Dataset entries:
---------------
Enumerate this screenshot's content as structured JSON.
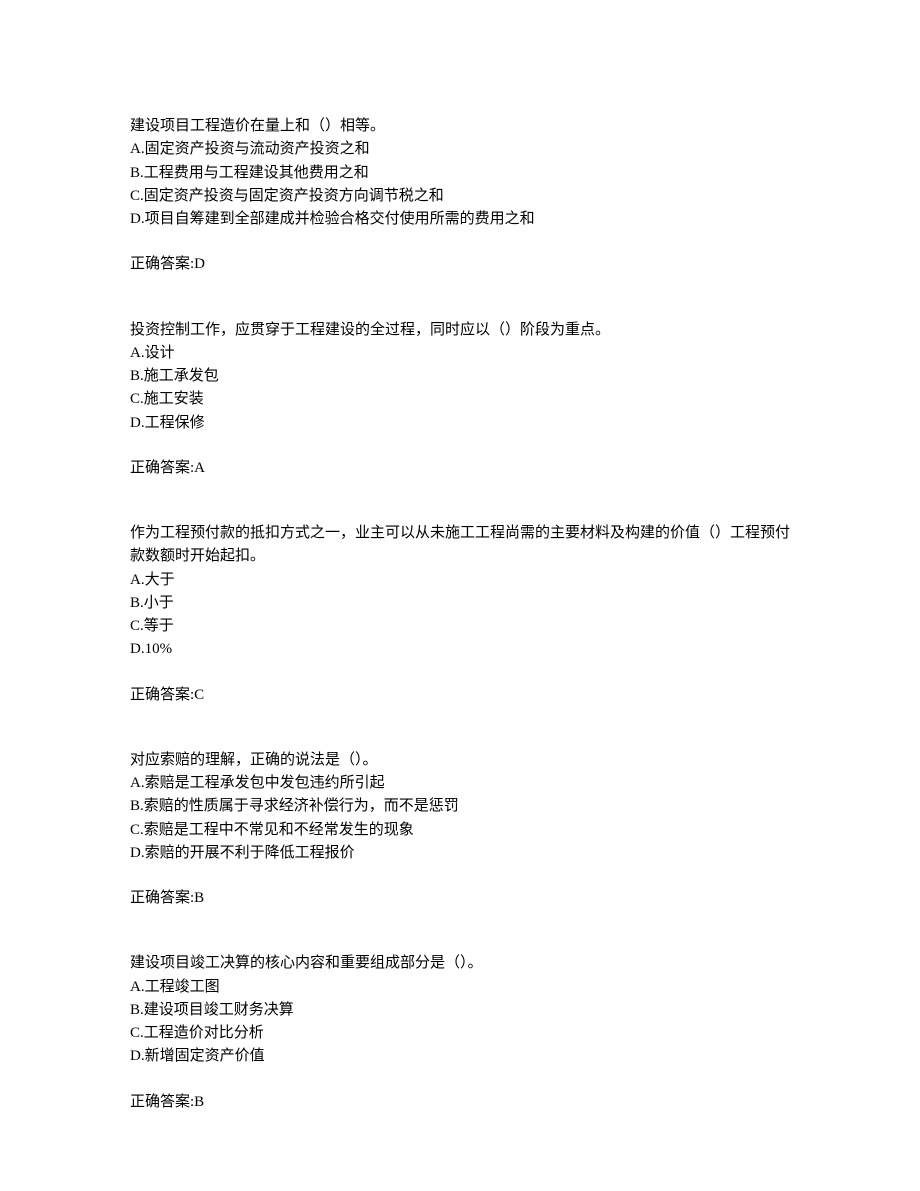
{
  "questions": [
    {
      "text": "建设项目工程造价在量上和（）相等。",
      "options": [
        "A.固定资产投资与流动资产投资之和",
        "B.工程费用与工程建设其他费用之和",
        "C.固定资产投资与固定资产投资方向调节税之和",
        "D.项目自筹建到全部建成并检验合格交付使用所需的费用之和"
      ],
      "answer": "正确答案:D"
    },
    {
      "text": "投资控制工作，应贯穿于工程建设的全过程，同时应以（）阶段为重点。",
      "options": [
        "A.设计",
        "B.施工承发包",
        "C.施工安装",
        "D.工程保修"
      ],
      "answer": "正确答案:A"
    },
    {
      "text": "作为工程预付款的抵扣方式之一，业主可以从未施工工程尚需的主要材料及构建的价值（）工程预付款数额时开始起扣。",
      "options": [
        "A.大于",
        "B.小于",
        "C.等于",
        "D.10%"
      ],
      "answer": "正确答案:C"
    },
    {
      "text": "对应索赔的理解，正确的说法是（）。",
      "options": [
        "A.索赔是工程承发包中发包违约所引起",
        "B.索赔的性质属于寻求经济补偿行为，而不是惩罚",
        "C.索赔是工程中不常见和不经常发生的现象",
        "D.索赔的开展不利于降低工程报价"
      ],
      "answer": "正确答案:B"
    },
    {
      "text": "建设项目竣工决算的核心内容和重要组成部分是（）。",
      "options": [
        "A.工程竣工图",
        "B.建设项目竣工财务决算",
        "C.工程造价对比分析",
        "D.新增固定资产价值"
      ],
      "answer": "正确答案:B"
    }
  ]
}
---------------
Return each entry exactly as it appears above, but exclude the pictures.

__ANSWER TO THIS PROBLEM__.
Enumerate this screenshot's content as structured JSON.
{
  "questions": [
    {
      "text": "建设项目工程造价在量上和（）相等。",
      "options": [
        "A.固定资产投资与流动资产投资之和",
        "B.工程费用与工程建设其他费用之和",
        "C.固定资产投资与固定资产投资方向调节税之和",
        "D.项目自筹建到全部建成并检验合格交付使用所需的费用之和"
      ],
      "answer": "正确答案:D"
    },
    {
      "text": "投资控制工作，应贯穿于工程建设的全过程，同时应以（）阶段为重点。",
      "options": [
        "A.设计",
        "B.施工承发包",
        "C.施工安装",
        "D.工程保修"
      ],
      "answer": "正确答案:A"
    },
    {
      "text": "作为工程预付款的抵扣方式之一，业主可以从未施工工程尚需的主要材料及构建的价值（）工程预付款数额时开始起扣。",
      "options": [
        "A.大于",
        "B.小于",
        "C.等于",
        "D.10%"
      ],
      "answer": "正确答案:C"
    },
    {
      "text": "对应索赔的理解，正确的说法是（）。",
      "options": [
        "A.索赔是工程承发包中发包违约所引起",
        "B.索赔的性质属于寻求经济补偿行为，而不是惩罚",
        "C.索赔是工程中不常见和不经常发生的现象",
        "D.索赔的开展不利于降低工程报价"
      ],
      "answer": "正确答案:B"
    },
    {
      "text": "建设项目竣工决算的核心内容和重要组成部分是（）。",
      "options": [
        "A.工程竣工图",
        "B.建设项目竣工财务决算",
        "C.工程造价对比分析",
        "D.新增固定资产价值"
      ],
      "answer": "正确答案:B"
    }
  ]
}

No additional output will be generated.